Each entry that appears below should be restated exactly as it is.

- Opening Delimiter -

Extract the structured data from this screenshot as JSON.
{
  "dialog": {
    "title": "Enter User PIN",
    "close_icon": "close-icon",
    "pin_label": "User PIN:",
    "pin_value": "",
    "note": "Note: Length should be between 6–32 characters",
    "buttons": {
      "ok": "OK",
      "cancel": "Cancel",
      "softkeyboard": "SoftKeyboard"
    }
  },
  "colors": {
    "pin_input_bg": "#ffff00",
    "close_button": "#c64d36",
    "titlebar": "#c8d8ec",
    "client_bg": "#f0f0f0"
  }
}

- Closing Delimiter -

YOUR SOLUTION:
Extract the structured data from this screenshot as JSON.
{
  "dialog": {
    "title": "Enter User PIN",
    "close_icon": "close-icon",
    "pin_label": "User PIN:",
    "pin_value": "",
    "note": "Note: Length should be between 6–32 characters",
    "buttons": {
      "ok": "OK",
      "cancel": "Cancel",
      "softkeyboard": "SoftKeyboard"
    }
  },
  "colors": {
    "pin_input_bg": "#ffff00",
    "close_button": "#c64d36",
    "titlebar": "#c8d8ec",
    "client_bg": "#f0f0f0"
  }
}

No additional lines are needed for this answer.